About 25 years ago, I was attending a Think Tank conference in Los Angeles. A petite women name Joline Godfrey came up and introduced herself to me. She was an inventor who was passionate about using games to educate the next generation on appreciating money and acquiring wealth. She had been following our company and was a consumer of our products in her local Boston supermarket. So, she wanted to put a face with a name, so to speak.
Well, over the years Joline and I became friends, and we eventually started our own investment club for about a dozen L.A.-based women. It was my first foray into a group that was not based in the produce world.
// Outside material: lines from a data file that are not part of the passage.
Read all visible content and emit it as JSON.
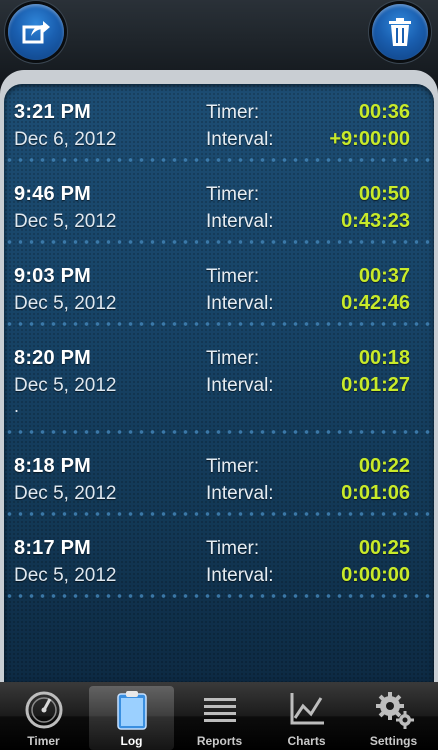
{
  "entries": [
    {
      "time": "3:21 PM",
      "date": "Dec 6, 2012",
      "timer_label": "Timer:",
      "timer": "00:36",
      "interval_label": "Interval:",
      "interval": "+9:00:00",
      "note": ""
    },
    {
      "time": "9:46 PM",
      "date": "Dec 5, 2012",
      "timer_label": "Timer:",
      "timer": "00:50",
      "interval_label": "Interval:",
      "interval": "0:43:23",
      "note": ""
    },
    {
      "time": "9:03 PM",
      "date": "Dec 5, 2012",
      "timer_label": "Timer:",
      "timer": "00:37",
      "interval_label": "Interval:",
      "interval": "0:42:46",
      "note": ""
    },
    {
      "time": "8:20 PM",
      "date": "Dec 5, 2012",
      "timer_label": "Timer:",
      "timer": "00:18",
      "interval_label": "Interval:",
      "interval": "0:01:27",
      "note": "."
    },
    {
      "time": "8:18 PM",
      "date": "Dec 5, 2012",
      "timer_label": "Timer:",
      "timer": "00:22",
      "interval_label": "Interval:",
      "interval": "0:01:06",
      "note": ""
    },
    {
      "time": "8:17 PM",
      "date": "Dec 5, 2012",
      "timer_label": "Timer:",
      "timer": "00:25",
      "interval_label": "Interval:",
      "interval": "0:00:00",
      "note": ""
    }
  ],
  "tabs": [
    {
      "label": "Timer",
      "icon": "stopwatch-icon"
    },
    {
      "label": "Log",
      "icon": "clipboard-icon"
    },
    {
      "label": "Reports",
      "icon": "list-icon"
    },
    {
      "label": "Charts",
      "icon": "chart-icon"
    },
    {
      "label": "Settings",
      "icon": "gear-icon"
    }
  ],
  "active_tab": "Log",
  "colors": {
    "accent_value": "#c8ea2a",
    "list_bg": "#174366",
    "button_blue": "#1a5fb0"
  }
}
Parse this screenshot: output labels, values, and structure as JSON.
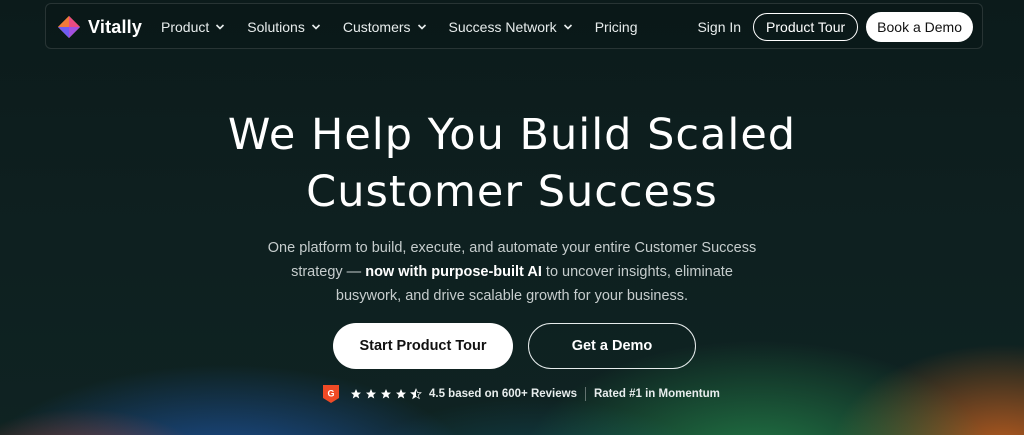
{
  "brand": {
    "name": "Vitally"
  },
  "nav": {
    "items": [
      {
        "label": "Product",
        "has_dropdown": true
      },
      {
        "label": "Solutions",
        "has_dropdown": true
      },
      {
        "label": "Customers",
        "has_dropdown": true
      },
      {
        "label": "Success Network",
        "has_dropdown": true
      },
      {
        "label": "Pricing",
        "has_dropdown": false
      }
    ],
    "sign_in": "Sign In",
    "product_tour": "Product Tour",
    "book_demo": "Book a Demo"
  },
  "hero": {
    "headline_line1": "We Help You Build Scaled",
    "headline_line2": "Customer Success",
    "subtitle_part1": "One platform to build, execute, and automate your entire Customer Success strategy — ",
    "subtitle_bold": "now with purpose-built AI",
    "subtitle_part2": " to uncover insights, eliminate busywork, and drive scalable growth for your business.",
    "cta_primary": "Start Product Tour",
    "cta_secondary": "Get a Demo"
  },
  "rating": {
    "badge_icon": "g2-icon",
    "stars": 4.5,
    "reviews_text": "4.5 based on 600+ Reviews",
    "momentum_text": "Rated #1 in Momentum"
  },
  "colors": {
    "background": "#0d1d1d",
    "button_light": "#ffffff",
    "g2_badge": "#ef4a26",
    "text_muted": "#c6cdcd"
  }
}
Joline’s career continued to evolve and she is now based in Santa Barbara. Her firm is called Independent Means, Inc. (IMI) and its vision is “To help raise a new generation with skills that ensure financial self-reliance and well being, and values that support lives of purpose and passion.”
Last summer, a group from IMI’s CAMP $TART UP — girls and boys ages 15 to 18 — came to visit our office. After the tour, we spent an hour answering their questions about what it’s like to run a business. We emphasized how important it is to have a business plan and to “know your numbers.”
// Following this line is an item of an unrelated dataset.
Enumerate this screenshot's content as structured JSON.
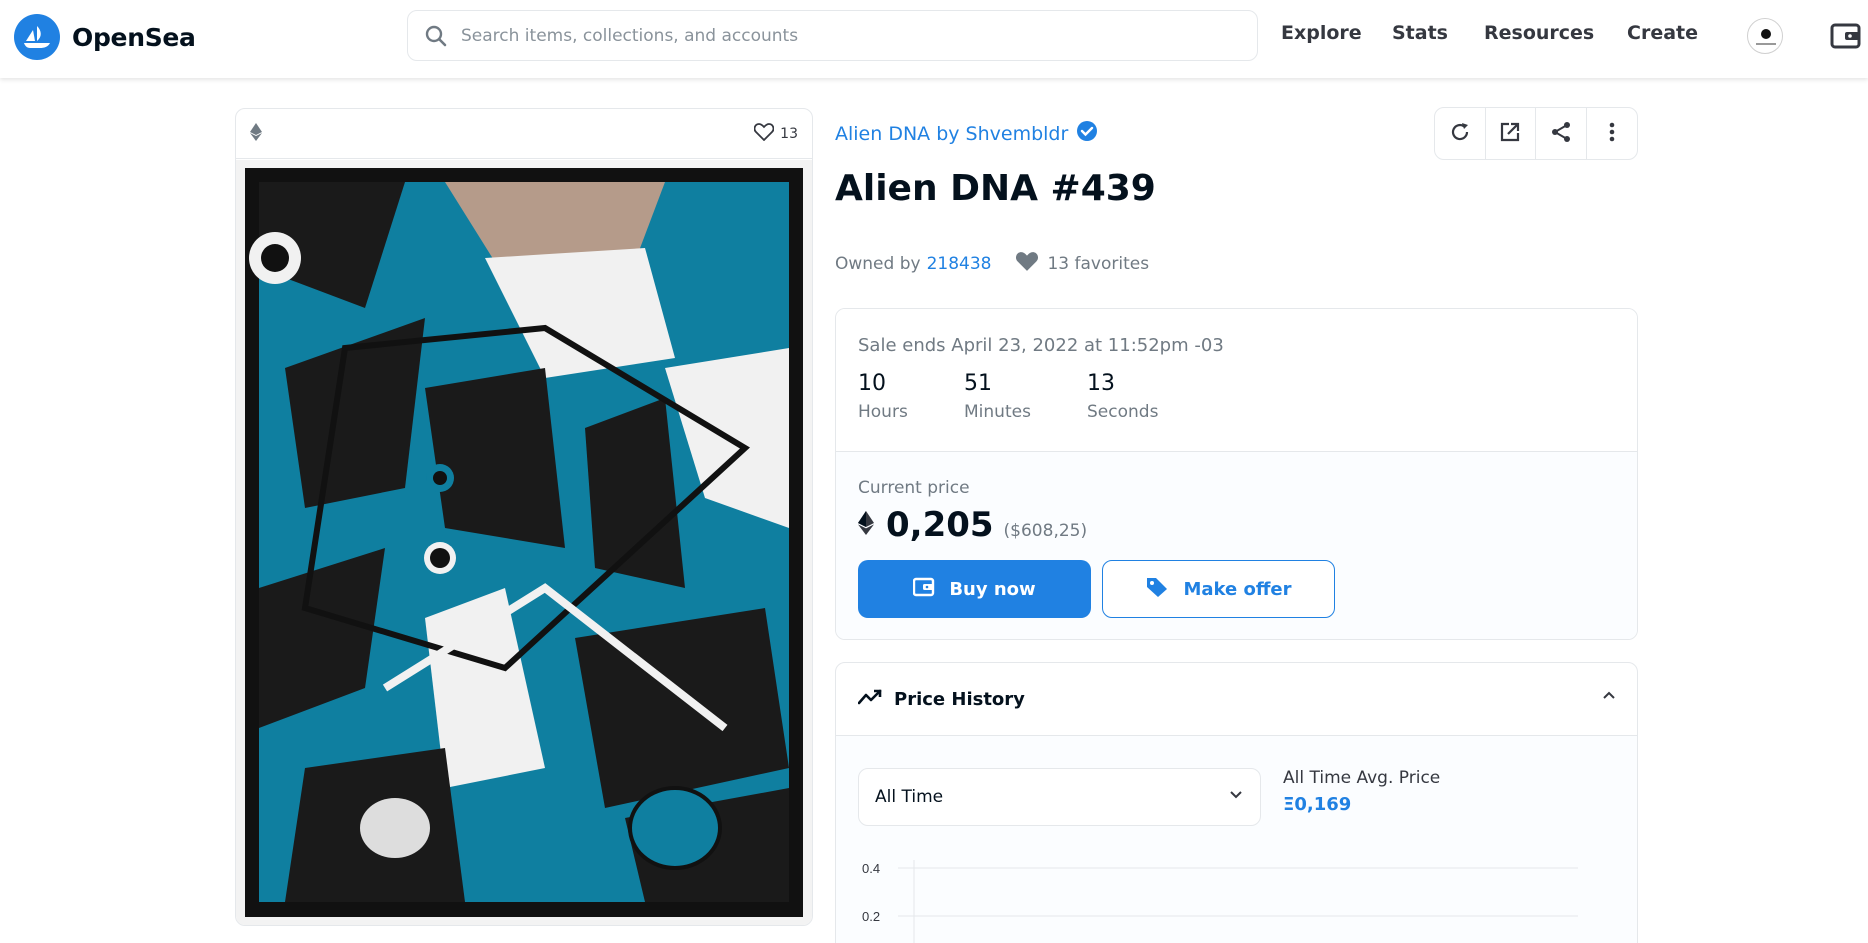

Since then, I have been receiving Joline’s bi-monthly newsletter, MONEY WI$E.
Last month’s newsletter really struck a cord with me. “10 Basic Money Skills” and a “MONEY MAP” caught my eye. Because I have two young adult daughters, teaching them the value of money is always top of mind for me (especially during the summer months, when they have to balance the concepts of “summer vacation” with “summer job.”)
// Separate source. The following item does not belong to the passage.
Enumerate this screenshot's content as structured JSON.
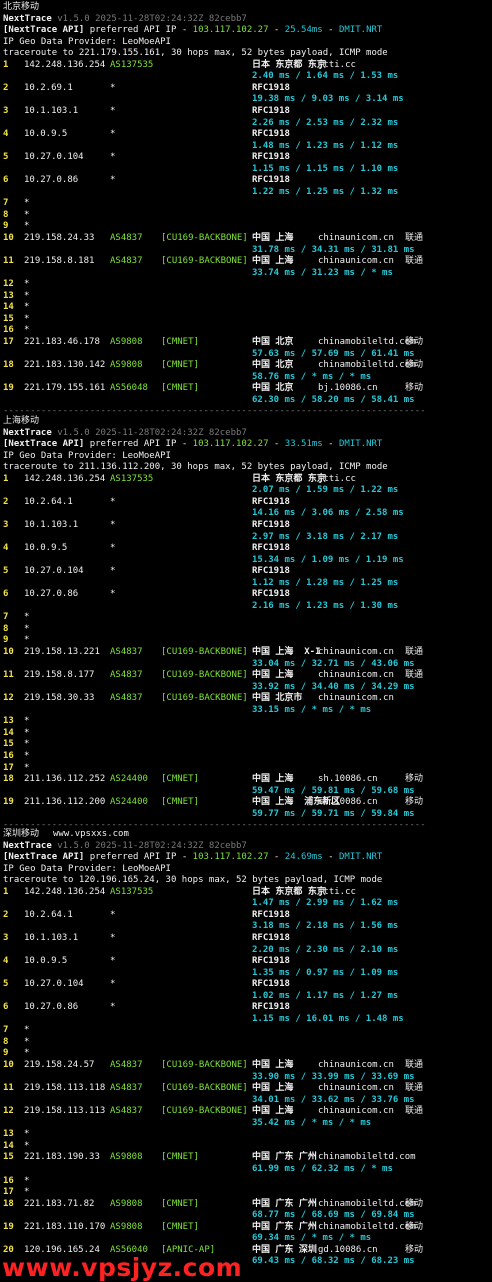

Do any of you have similar struggles with your children? Teaching them how to create a workable budget and follow it is not just about spending all the money you have. They should be taught both how to save, and how to be philanthropic.
I encourage you to read the May/June edition of MONEY WI$E, and I hope that you will learn, like I did, that your own personal struggle with money and teaching your children about it is a universal challenge. According to Joline, you should start teaching your kids about money and budgeting as early as 5 years of age!